    Ian Paisley’s decision to make peace with his IRA enemies

    His Save Ulster from Sodomy campaign would surely have been supported by many a Sunni imam
    'She was a singer, a superstar, an addict, but to me, her mother, she is simply Amy'

    'She was a singer, a superstar, an addict, but to me, her mother, she is simply Amy'

    Exclusive extract from Janis Winehouse's poignant new memoir
    Is this the role to win Cumberbatch an Oscar?

    Is this the role to win Cumberbatch an Oscar?

    The Imitation Game, film review
    England and Roy Hodgson take a joint step towards redemption in Basel

    England and Hodgson take a joint step towards redemption

    Welbeck double puts England on the road to Euro 2016
    Relatives fight over Vivian Maier’s rare photos

    Relatives fight over Vivian Maier’s rare photos

    Pictures removed from public view as courts decide ownership
    ‘Fashion has to be fun. It’s a big business, not a cure for cancer’

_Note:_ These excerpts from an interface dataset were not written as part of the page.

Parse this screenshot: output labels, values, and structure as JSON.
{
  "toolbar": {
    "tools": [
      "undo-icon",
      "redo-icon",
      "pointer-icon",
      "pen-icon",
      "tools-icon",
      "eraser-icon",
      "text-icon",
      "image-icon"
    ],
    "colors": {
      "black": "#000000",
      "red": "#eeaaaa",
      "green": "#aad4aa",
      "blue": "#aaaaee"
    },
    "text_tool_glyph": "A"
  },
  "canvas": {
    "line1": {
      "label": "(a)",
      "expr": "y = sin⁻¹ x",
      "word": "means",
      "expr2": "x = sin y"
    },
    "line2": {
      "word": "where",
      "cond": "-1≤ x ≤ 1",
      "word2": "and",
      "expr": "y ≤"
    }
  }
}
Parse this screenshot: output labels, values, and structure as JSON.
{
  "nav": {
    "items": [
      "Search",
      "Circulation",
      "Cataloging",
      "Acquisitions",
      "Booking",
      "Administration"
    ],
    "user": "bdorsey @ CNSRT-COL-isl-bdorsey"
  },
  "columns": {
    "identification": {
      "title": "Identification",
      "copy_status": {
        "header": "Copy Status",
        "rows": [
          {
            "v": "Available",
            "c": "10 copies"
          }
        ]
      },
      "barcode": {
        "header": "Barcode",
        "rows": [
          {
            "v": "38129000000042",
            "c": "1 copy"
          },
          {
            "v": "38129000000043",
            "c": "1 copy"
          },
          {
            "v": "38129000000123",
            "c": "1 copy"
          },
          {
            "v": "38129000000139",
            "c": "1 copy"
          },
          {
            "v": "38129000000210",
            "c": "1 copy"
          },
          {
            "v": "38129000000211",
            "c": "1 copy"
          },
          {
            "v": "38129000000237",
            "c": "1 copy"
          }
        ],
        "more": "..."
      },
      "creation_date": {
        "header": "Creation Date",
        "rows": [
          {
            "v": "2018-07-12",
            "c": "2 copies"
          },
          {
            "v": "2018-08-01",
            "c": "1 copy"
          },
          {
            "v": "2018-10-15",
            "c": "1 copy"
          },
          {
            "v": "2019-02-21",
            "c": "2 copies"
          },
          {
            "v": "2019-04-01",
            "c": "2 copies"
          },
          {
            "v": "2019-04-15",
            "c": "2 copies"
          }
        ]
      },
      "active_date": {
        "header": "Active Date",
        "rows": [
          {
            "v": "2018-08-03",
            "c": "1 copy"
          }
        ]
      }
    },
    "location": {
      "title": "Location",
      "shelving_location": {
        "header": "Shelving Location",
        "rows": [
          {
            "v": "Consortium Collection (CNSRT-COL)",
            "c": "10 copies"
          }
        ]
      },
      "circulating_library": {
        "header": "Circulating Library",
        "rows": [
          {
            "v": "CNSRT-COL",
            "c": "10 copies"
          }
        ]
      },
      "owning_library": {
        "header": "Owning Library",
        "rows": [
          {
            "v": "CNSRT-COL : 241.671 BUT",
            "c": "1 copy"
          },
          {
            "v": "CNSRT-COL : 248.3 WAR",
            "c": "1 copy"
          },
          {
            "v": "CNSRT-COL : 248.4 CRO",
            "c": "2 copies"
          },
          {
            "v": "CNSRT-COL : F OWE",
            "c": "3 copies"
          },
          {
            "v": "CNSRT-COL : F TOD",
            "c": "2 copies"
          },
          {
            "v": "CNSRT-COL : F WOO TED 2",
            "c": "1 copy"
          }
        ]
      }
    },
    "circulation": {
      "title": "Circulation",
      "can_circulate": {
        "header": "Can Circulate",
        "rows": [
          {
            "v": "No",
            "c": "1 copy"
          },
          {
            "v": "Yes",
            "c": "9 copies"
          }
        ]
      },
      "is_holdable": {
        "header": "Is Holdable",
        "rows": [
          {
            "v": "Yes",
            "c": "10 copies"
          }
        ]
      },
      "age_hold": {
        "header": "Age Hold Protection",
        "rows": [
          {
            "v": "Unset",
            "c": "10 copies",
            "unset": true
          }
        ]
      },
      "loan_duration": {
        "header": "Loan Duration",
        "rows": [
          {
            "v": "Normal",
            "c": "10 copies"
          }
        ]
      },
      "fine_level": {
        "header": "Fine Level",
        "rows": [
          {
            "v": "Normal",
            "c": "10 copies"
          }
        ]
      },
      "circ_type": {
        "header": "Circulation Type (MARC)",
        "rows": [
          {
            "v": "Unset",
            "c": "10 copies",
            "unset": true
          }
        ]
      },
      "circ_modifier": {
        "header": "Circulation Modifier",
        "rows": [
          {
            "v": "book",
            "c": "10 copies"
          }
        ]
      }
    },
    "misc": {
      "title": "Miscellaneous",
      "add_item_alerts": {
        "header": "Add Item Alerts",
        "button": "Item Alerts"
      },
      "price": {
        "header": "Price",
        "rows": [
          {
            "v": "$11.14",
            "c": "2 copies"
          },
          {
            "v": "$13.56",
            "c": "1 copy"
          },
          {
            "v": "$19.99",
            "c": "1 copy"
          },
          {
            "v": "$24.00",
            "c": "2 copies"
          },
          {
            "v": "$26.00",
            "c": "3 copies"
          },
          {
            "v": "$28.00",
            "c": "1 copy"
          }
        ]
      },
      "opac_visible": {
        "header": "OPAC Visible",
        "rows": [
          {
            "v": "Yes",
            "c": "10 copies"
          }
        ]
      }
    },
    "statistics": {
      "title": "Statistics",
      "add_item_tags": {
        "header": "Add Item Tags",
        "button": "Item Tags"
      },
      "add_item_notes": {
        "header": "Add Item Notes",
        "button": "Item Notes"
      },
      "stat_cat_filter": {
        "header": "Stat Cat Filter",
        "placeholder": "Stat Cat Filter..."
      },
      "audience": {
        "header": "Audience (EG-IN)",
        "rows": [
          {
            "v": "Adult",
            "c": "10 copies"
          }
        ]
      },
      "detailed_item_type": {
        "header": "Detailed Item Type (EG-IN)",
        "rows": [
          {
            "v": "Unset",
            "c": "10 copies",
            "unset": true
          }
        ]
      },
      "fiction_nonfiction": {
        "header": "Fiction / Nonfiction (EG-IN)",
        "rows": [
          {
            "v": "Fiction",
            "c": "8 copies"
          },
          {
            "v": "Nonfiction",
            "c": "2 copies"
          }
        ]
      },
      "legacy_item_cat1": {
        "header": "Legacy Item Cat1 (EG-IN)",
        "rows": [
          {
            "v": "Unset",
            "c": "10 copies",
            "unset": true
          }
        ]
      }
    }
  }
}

    ‘Fashion has to be fun. It’s a big business, not a cure for cancer’

    Donatella Versace at New York Fashion Week